#### [REQUIRED WORK]
All records that follow are to be copied exactly, with images omitted.
EXTRACTED MATERIAL Block Start
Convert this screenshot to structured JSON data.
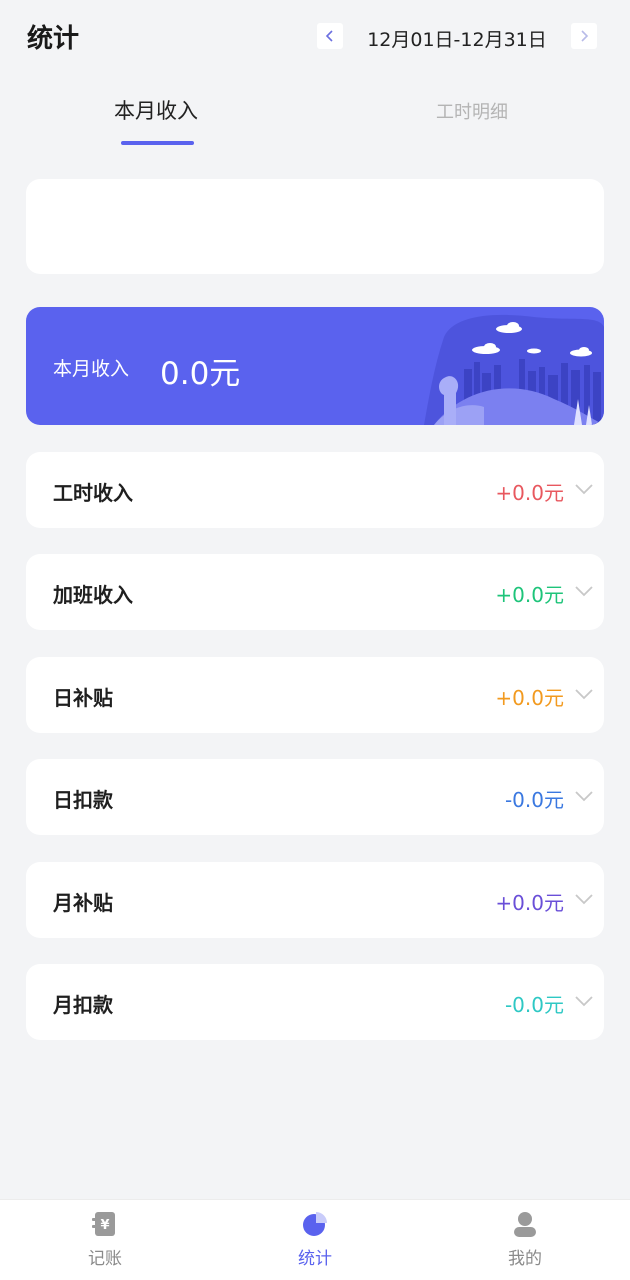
{
  "header": {
    "title": "统计",
    "date_range": "12月01日-12月31日",
    "prev_icon": "chevron-left-icon",
    "next_icon": "chevron-right-icon"
  },
  "tabs": [
    {
      "label": "本月收入",
      "active": true
    },
    {
      "label": "工时明细",
      "active": false
    }
  ],
  "banner": {
    "label": "本月收入",
    "amount": "0.0元",
    "color": "#5a62ee"
  },
  "rows": [
    {
      "name": "工时收入",
      "value": "+0.0元",
      "color": "#e8585f"
    },
    {
      "name": "加班收入",
      "value": "+0.0元",
      "color": "#1ec47a"
    },
    {
      "name": "日补贴",
      "value": "+0.0元",
      "color": "#f29a1f"
    },
    {
      "name": "日扣款",
      "value": "-0.0元",
      "color": "#3a78e0"
    },
    {
      "name": "月补贴",
      "value": "+0.0元",
      "color": "#6a4fd8"
    },
    {
      "name": "月扣款",
      "value": "-0.0元",
      "color": "#2ec8c4"
    }
  ],
  "bottom_nav": [
    {
      "label": "记账",
      "icon": "ledger-icon",
      "active": false
    },
    {
      "label": "统计",
      "icon": "pie-chart-icon",
      "active": true
    },
    {
      "label": "我的",
      "icon": "user-icon",
      "active": false
    }
  ]
}
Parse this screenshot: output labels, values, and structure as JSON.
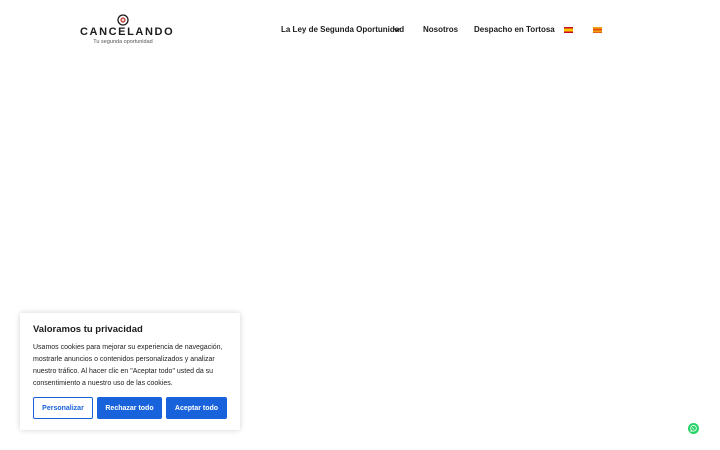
{
  "header": {
    "logo": {
      "brand": "CANCELANDO",
      "tagline": "Tu segunda oportunidad"
    },
    "nav": [
      {
        "label": "La Ley de Segunda Oportunidad",
        "has_dropdown": true
      },
      {
        "label": "Nosotros"
      },
      {
        "label": "Despacho en Tortosa"
      }
    ],
    "languages": [
      {
        "icon": "spanish-flag-icon",
        "colors": [
          "#c60b1e",
          "#ffc400"
        ]
      },
      {
        "icon": "catalan-flag-icon",
        "colors": [
          "#fcdd09",
          "#da121a"
        ]
      }
    ]
  },
  "cookie_banner": {
    "title": "Valoramos tu privacidad",
    "text": "Usamos cookies para mejorar su experiencia de navegación, mostrarle anuncios o contenidos personalizados y analizar nuestro tráfico. Al hacer clic en \"Aceptar todo\" usted da su consentimiento a nuestro uso de las cookies.",
    "buttons": {
      "customize": "Personalizar",
      "reject": "Rechazar todo",
      "accept": "Aceptar todo"
    },
    "accent_color": "#1863dc"
  },
  "floating": {
    "icon": "whatsapp-icon",
    "color": "#25d366"
  }
}
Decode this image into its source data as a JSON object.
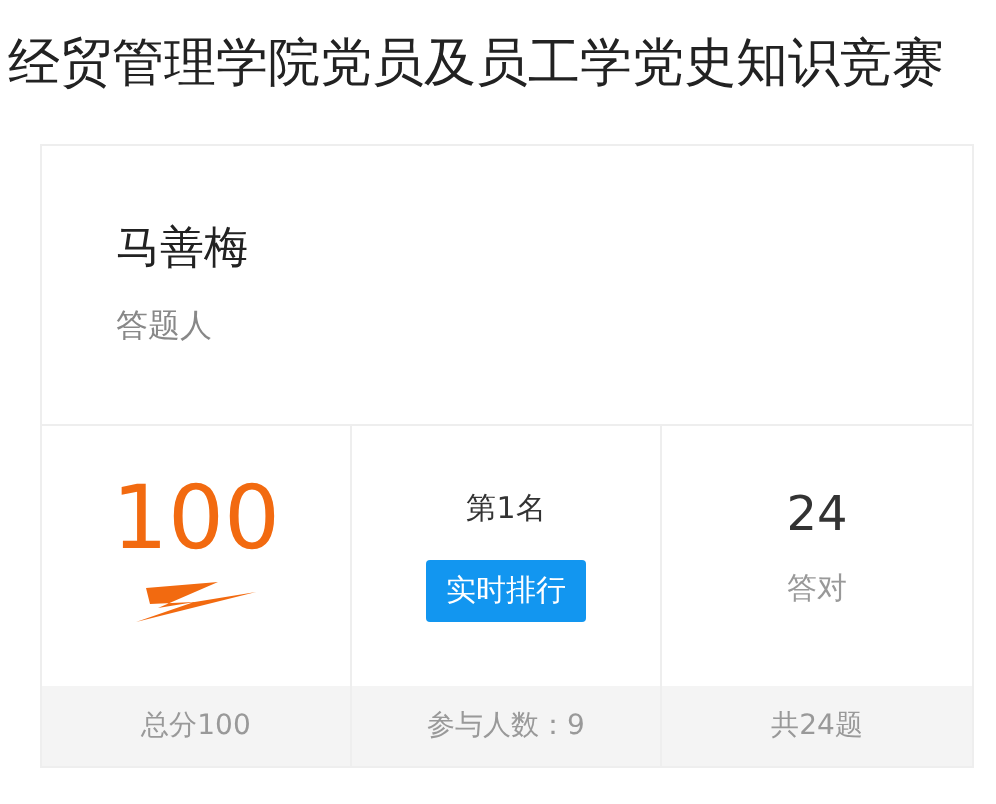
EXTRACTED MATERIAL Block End
#### [WRITTEN ANSWER]
Convert this screenshot to structured JSON data.
{
  "header": {
    "title": "统计",
    "date_range": "12月01日-12月31日",
    "prev_icon": "chevron-left-icon",
    "next_icon": "chevron-right-icon"
  },
  "tabs": [
    {
      "label": "本月收入",
      "active": true
    },
    {
      "label": "工时明细",
      "active": false
    }
  ],
  "banner": {
    "label": "本月收入",
    "amount": "0.0元",
    "color": "#5a62ee"
  },
  "rows": [
    {
      "name": "工时收入",
      "value": "+0.0元",
      "color": "#e8585f"
    },
    {
      "name": "加班收入",
      "value": "+0.0元",
      "color": "#1ec47a"
    },
    {
      "name": "日补贴",
      "value": "+0.0元",
      "color": "#f29a1f"
    },
    {
      "name": "日扣款",
      "value": "-0.0元",
      "color": "#3a78e0"
    },
    {
      "name": "月补贴",
      "value": "+0.0元",
      "color": "#6a4fd8"
    },
    {
      "name": "月扣款",
      "value": "-0.0元",
      "color": "#2ec8c4"
    }
  ],
  "bottom_nav": [
    {
      "label": "记账",
      "icon": "ledger-icon",
      "active": false
    },
    {
      "label": "统计",
      "icon": "pie-chart-icon",
      "active": true
    },
    {
      "label": "我的",
      "icon": "user-icon",
      "active": false
    }
  ]
}
Parse this screenshot: output labels, values, and structure as JSON.
{
  "header": {
    "logo": {
      "brand": "CANCELANDO",
      "tagline": "Tu segunda oportunidad"
    },
    "nav": [
      {
        "label": "La Ley de Segunda Oportunidad",
        "has_dropdown": true
      },
      {
        "label": "Nosotros"
      },
      {
        "label": "Despacho en Tortosa"
      }
    ],
    "languages": [
      {
        "icon": "spanish-flag-icon",
        "colors": [
          "#c60b1e",
          "#ffc400"
        ]
      },
      {
        "icon": "catalan-flag-icon",
        "colors": [
          "#fcdd09",
          "#da121a"
        ]
      }
    ]
  },
  "cookie_banner": {
    "title": "Valoramos tu privacidad",
    "text": "Usamos cookies para mejorar su experiencia de navegación, mostrarle anuncios o contenidos personalizados y analizar nuestro tráfico. Al hacer clic en \"Aceptar todo\" usted da su consentimiento a nuestro uso de las cookies.",
    "buttons": {
      "customize": "Personalizar",
      "reject": "Rechazar todo",
      "accept": "Aceptar todo"
    },
    "accent_color": "#1863dc"
  },
  "floating": {
    "icon": "whatsapp-icon",
    "color": "#25d366"
  }
}
Decode this image into its source data as a JSON object.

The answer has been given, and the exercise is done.